Page and application data records:

+ + + + + + +

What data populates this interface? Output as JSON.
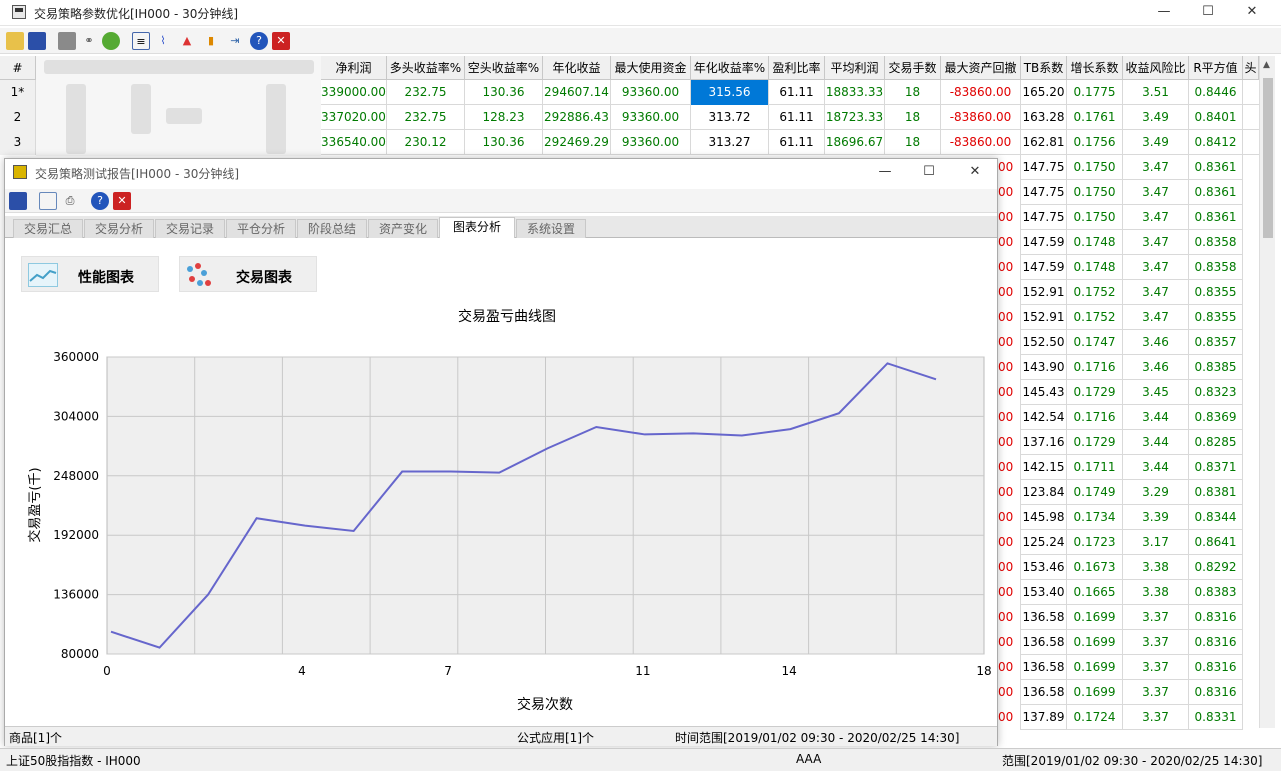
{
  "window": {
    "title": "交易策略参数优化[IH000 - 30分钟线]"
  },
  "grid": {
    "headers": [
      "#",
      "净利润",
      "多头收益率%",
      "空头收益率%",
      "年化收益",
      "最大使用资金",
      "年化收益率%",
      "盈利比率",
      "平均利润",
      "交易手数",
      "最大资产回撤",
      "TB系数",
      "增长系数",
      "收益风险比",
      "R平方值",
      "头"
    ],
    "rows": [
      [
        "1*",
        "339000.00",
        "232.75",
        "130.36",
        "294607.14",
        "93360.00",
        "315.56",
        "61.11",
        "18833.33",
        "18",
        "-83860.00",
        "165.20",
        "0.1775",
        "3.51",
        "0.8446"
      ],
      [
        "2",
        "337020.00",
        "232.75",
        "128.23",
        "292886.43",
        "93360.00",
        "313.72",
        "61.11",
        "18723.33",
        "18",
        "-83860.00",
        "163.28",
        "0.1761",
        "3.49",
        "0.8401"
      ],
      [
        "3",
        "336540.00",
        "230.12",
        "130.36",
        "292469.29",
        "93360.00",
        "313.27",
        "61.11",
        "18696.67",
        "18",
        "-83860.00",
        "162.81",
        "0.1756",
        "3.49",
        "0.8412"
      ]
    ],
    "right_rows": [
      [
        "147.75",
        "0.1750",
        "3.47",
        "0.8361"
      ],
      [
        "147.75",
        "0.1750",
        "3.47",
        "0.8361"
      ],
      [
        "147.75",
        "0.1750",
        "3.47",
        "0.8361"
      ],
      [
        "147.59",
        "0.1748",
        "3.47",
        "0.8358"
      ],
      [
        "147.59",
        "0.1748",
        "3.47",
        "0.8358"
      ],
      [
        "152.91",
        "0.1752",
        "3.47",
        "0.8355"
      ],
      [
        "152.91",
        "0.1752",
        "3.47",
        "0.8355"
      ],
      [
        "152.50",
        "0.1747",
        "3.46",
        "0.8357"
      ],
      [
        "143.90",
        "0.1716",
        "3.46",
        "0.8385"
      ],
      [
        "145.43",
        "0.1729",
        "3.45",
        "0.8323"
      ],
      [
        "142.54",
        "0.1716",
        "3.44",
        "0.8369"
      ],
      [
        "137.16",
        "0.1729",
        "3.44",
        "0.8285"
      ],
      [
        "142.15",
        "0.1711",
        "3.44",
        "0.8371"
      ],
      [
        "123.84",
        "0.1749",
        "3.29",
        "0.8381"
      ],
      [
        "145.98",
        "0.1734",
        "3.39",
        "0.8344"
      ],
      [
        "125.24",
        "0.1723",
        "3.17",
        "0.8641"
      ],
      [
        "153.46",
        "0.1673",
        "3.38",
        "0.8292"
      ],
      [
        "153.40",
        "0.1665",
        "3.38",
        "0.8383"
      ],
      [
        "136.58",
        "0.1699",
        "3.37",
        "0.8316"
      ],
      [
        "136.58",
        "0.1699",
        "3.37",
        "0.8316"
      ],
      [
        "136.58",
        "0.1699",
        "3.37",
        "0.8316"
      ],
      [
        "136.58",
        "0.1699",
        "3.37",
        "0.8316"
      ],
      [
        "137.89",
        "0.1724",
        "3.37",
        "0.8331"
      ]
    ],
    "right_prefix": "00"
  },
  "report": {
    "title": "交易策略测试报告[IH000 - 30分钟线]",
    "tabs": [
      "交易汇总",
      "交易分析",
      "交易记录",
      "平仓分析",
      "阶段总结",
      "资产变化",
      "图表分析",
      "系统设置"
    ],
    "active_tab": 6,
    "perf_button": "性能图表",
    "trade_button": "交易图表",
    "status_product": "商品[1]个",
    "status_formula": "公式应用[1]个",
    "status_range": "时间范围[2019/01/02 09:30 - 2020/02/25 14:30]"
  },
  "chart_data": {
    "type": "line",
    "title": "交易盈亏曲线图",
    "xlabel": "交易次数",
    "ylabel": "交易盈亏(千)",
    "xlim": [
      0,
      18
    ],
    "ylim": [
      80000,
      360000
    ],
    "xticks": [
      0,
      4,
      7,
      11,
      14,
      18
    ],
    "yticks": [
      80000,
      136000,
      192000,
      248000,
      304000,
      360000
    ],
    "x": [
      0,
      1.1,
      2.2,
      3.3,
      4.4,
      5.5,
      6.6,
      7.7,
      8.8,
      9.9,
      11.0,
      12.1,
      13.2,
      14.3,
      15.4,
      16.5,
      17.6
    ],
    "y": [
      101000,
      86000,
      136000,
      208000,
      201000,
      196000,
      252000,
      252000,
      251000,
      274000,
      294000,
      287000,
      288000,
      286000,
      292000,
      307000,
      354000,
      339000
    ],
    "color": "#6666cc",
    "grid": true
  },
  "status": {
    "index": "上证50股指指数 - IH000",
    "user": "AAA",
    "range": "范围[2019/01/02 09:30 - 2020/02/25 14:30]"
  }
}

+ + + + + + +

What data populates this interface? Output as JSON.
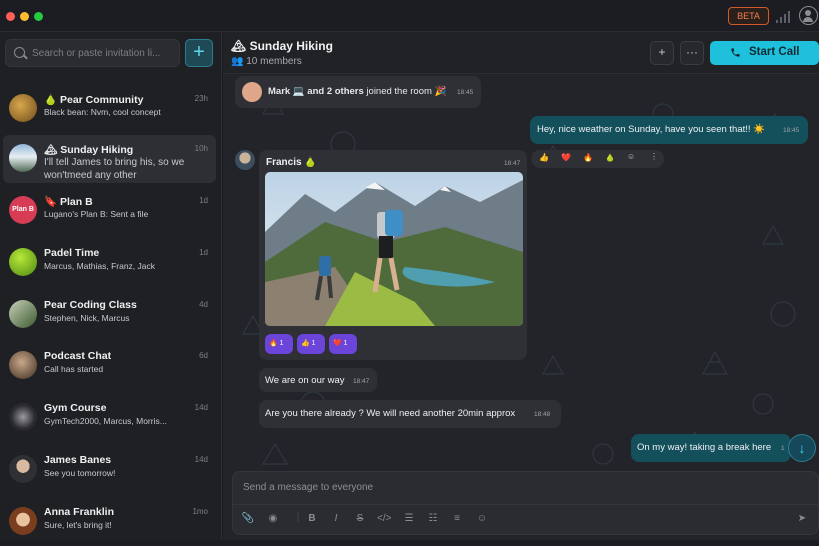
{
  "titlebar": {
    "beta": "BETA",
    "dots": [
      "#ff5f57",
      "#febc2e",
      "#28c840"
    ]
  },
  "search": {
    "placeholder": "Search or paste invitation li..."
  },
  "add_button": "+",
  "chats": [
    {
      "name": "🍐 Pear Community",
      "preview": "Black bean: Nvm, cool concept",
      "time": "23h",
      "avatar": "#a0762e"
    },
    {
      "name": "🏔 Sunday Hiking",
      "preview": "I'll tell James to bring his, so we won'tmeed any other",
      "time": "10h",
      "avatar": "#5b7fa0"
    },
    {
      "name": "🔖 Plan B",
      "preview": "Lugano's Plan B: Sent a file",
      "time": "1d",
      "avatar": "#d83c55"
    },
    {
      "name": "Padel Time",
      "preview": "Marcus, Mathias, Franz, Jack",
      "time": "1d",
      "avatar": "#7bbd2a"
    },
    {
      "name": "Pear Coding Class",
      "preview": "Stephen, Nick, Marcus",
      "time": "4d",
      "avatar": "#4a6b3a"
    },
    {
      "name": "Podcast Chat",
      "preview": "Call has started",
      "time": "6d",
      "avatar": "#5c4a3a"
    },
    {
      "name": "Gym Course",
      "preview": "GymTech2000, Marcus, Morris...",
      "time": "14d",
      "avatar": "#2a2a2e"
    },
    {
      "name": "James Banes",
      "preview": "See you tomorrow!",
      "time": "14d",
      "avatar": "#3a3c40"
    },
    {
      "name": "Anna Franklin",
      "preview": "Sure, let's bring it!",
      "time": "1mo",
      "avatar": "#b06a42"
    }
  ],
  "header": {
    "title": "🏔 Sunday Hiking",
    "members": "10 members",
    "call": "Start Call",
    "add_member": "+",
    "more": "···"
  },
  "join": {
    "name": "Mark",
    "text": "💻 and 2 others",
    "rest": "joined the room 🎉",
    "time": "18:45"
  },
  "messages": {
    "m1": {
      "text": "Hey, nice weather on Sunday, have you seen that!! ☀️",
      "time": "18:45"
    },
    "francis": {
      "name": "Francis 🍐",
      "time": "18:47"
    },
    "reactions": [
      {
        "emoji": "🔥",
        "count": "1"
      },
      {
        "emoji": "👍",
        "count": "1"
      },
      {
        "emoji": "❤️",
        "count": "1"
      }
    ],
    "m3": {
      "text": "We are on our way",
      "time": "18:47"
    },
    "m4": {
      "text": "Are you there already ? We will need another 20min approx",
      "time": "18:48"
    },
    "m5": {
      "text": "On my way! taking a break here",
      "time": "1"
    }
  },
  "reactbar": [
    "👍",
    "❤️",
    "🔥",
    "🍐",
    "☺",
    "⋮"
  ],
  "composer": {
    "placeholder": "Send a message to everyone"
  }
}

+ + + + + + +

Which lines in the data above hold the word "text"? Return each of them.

Written solution
    "text": "💻 and 2 others",
      "text": "Hey, nice weather on Sunday, have you seen that!! ☀️",
      "text": "We are on our way",
      "text": "Are you there already ? We will need another 20min approx",
      "text": "On my way! taking a break here",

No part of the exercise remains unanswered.